When people find out that I’m a lawyer, they often ask for my legal opinion on TV show topics or high-profile criminal cases. Sometimes they ask for advice on real estate law, insurance law, or wills. People are usually surprised when I reply that I’m not really qualified to give legal opinions on those matters, and continue to ask for information anyway.

When we as a society think of lawyers, we tend to think of traditional fields of legal practice like criminal, family, property, patent, and so on. Law students sometimes feel limited by what they perceive to be their only choices, but many new options have become available. The practice of law now has innovative, interesting, and niche specializations for those who seek them. In this post, I’m going to talk about three unusual, up-and-coming fields of law.

Food Law

You may not realize it, but you see evidence of food law every time you go to a grocery store or restaurant. Food law includes a wide range of legislation and regulation that seeks to oversee the way we eat, serve, sell, process, and cook food.

The legislation and regulation that make up food law can be federal, provincial, or municipal. These laws exist to monitor the safety of the food we consume, govern who can serve us food (a hot dog stand, a restaurant, a food truck, etc.), and to oversee the training requirements for those who serve food to the public. Food law may also refer to the licensing processes that entrepreneurs and food producers must undergo to create a legally viable establishment.

Animal Law

Animal law is exactly what it sounds like: it deals with statutes and case law that concern animals. It may apply to wild animals, domestic animals, animals used for food and scientific purposes, or animals used for entertainment.

In Canada, animal rights are protected by a variety of statutes, regulations, and by-laws at the federal, provincial, and municipal levels. For instance, Canada’s Criminal Code treats animals as human property and sets out Wilful and Forbidden Acts in Respect of Certain Property. Ontario has an animal welfare act that introduces penalties for causing harm to any animal, including jail terms of up to two years and fines of up to $60,000.

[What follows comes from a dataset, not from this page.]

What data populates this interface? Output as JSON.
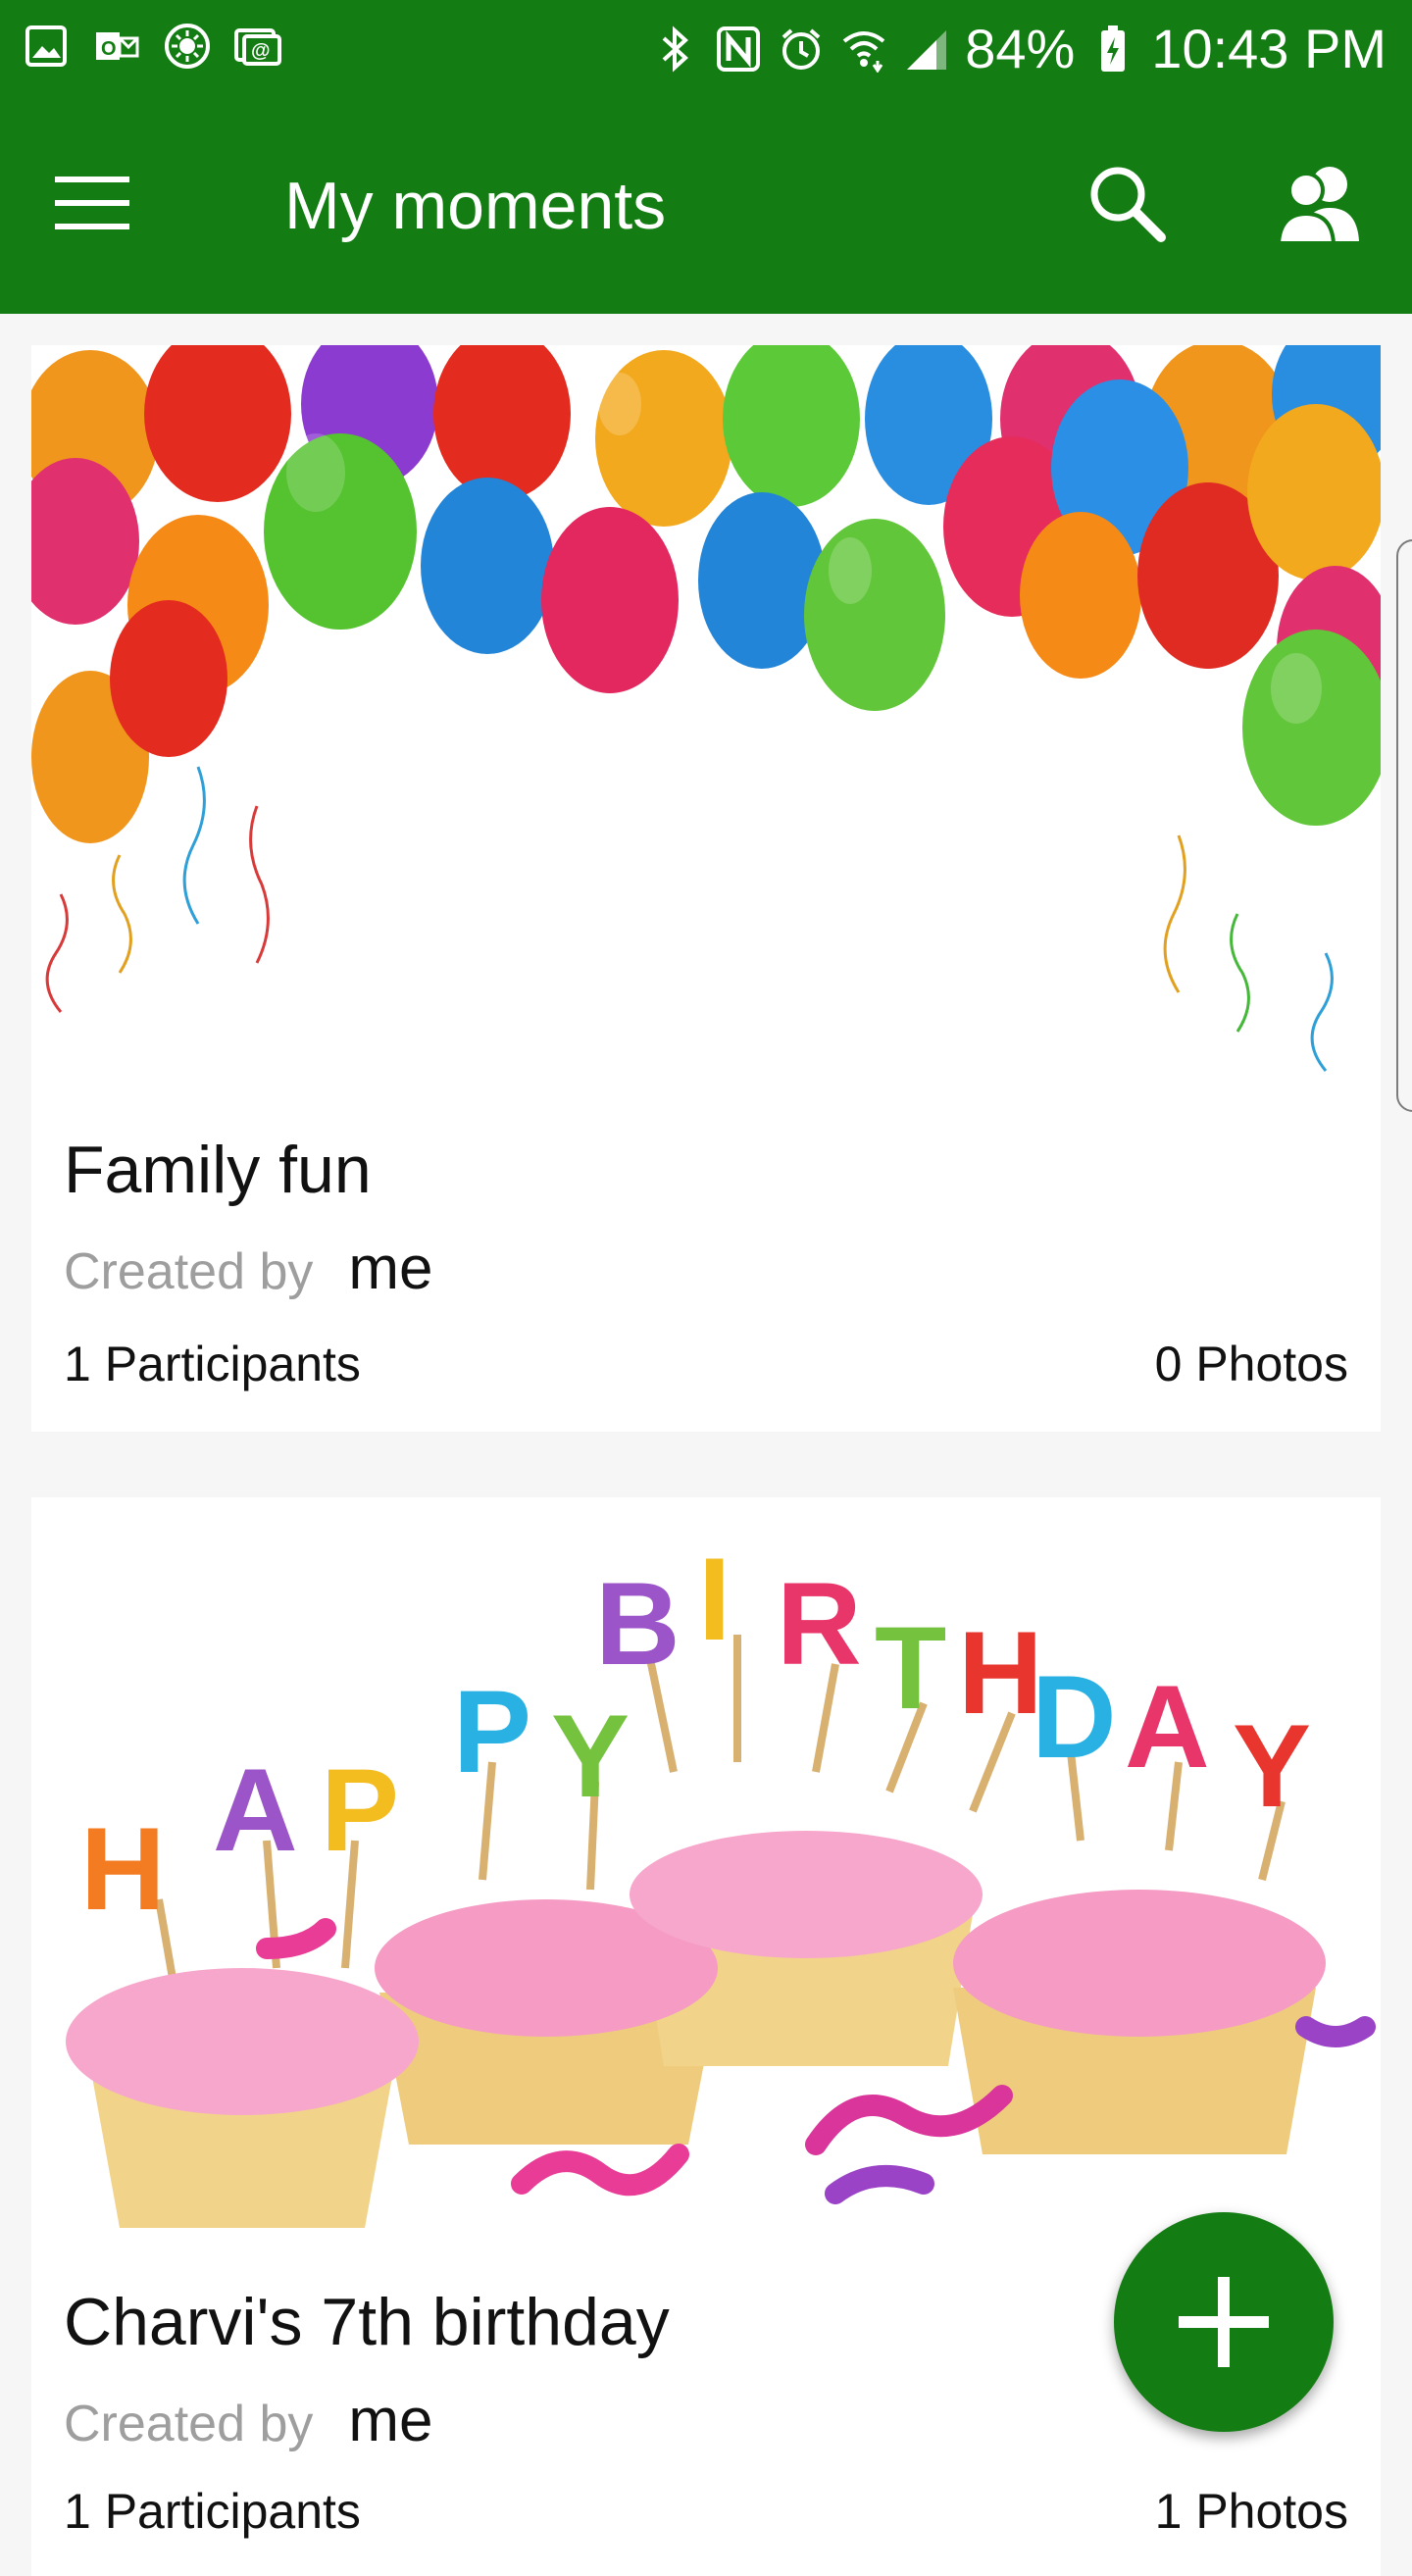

While a good chunk of animal law is dedicated to preventing the abuse and killing of animals, an animal law practice may also deal with liability issues (e.g., death or injury caused by or to pets), professional liability issues (e.g., malpractice claims against veterinary clinics), farming and animal husbandry issues, and custody disputes involving pets.

Art Law

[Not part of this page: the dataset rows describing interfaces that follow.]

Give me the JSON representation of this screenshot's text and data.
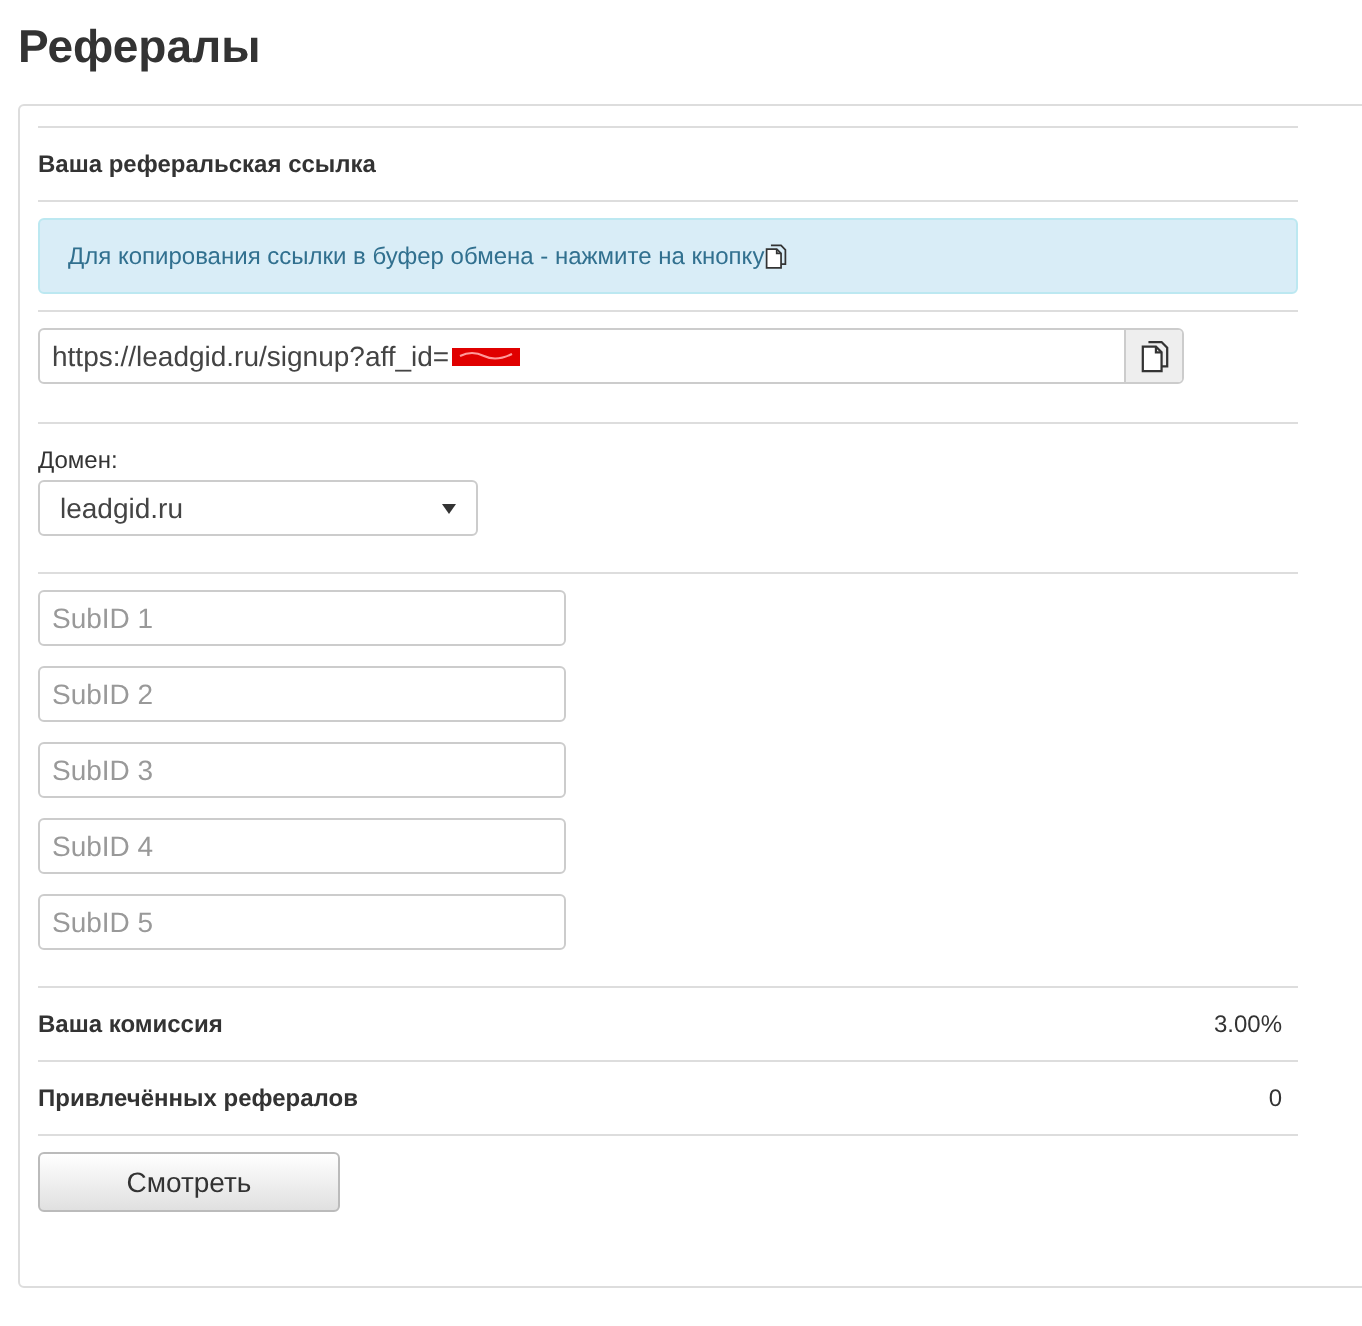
{
  "page_title": "Рефералы",
  "referral_link": {
    "heading": "Ваша реферальская ссылка",
    "hint": "Для копирования ссылки в буфер обмена - нажмите на кнопку",
    "url": "https://leadgid.ru/signup?aff_id=",
    "redacted": true
  },
  "domain": {
    "label": "Домен:",
    "value": "leadgid.ru"
  },
  "subids": [
    {
      "placeholder": "SubID 1"
    },
    {
      "placeholder": "SubID 2"
    },
    {
      "placeholder": "SubID 3"
    },
    {
      "placeholder": "SubID 4"
    },
    {
      "placeholder": "SubID 5"
    }
  ],
  "stats": [
    {
      "label": "Ваша комиссия",
      "value": "3.00%"
    },
    {
      "label": "Привлечённых рефералов",
      "value": "0"
    }
  ],
  "view_button": "Смотреть"
}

Art law, often also referred to as “cultural property law,” is an interdisciplinary field that encompasses everything from copyright and art theft to the restitution of illegally imported antiquities and art wrongfully looted during wartime. Although the term “the arts” may refer more broadly to music, theatre, and literature, the term “art law” traditionally applies only to visual arts.

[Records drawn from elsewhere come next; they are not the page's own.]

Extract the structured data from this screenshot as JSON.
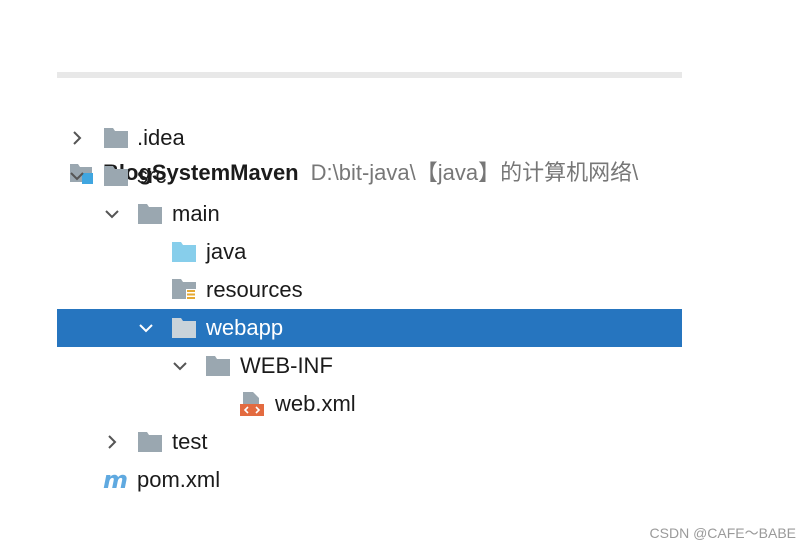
{
  "project": {
    "name": "BlogSystemMaven",
    "path": "D:\\bit-java\\【java】的计算机网络\\"
  },
  "tree": {
    "idea": ".idea",
    "src": "src",
    "main": "main",
    "java": "java",
    "resources": "resources",
    "webapp": "webapp",
    "webinf": "WEB-INF",
    "webxml": "web.xml",
    "test": "test",
    "pom": "pom.xml"
  },
  "icons": {
    "folder": "folder-icon",
    "source_folder": "source-folder-icon",
    "resources_folder": "resources-folder-icon",
    "xml_file": "xml-file-icon",
    "maven": "maven-icon",
    "module": "module-icon"
  },
  "colors": {
    "selection": "#2675bf",
    "folder": "#9aa7b0",
    "source_folder": "#87ceeb",
    "xml": "#e36b40",
    "maven": "#5fa9e0"
  },
  "watermark": "CSDN @CAFE～BABE"
}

Art law may include commercial transactions, tax law, contract law, intellectual property law, and private or public international law. In other words, art law is not a unified body of law that applies to all issues concerning the art world. Rather, it is a body of law that borrows from various disciplines to protect and regulate the creation, preservation, and sale of art.

If you are nearing the end of law school and have yet to decide on your future area of practice, there is no need to feel confined to the traditional options. There are many intriguing and unusual fields of law that you can investigate. So why not pursue your interest in art or passion for animal rights by practising in a field that is meaningful to you?


Barrister Exam: June 1-4 and 8-11, 2021  |  Solicitor Exam: June 22–25 and June 29-July 2, 2021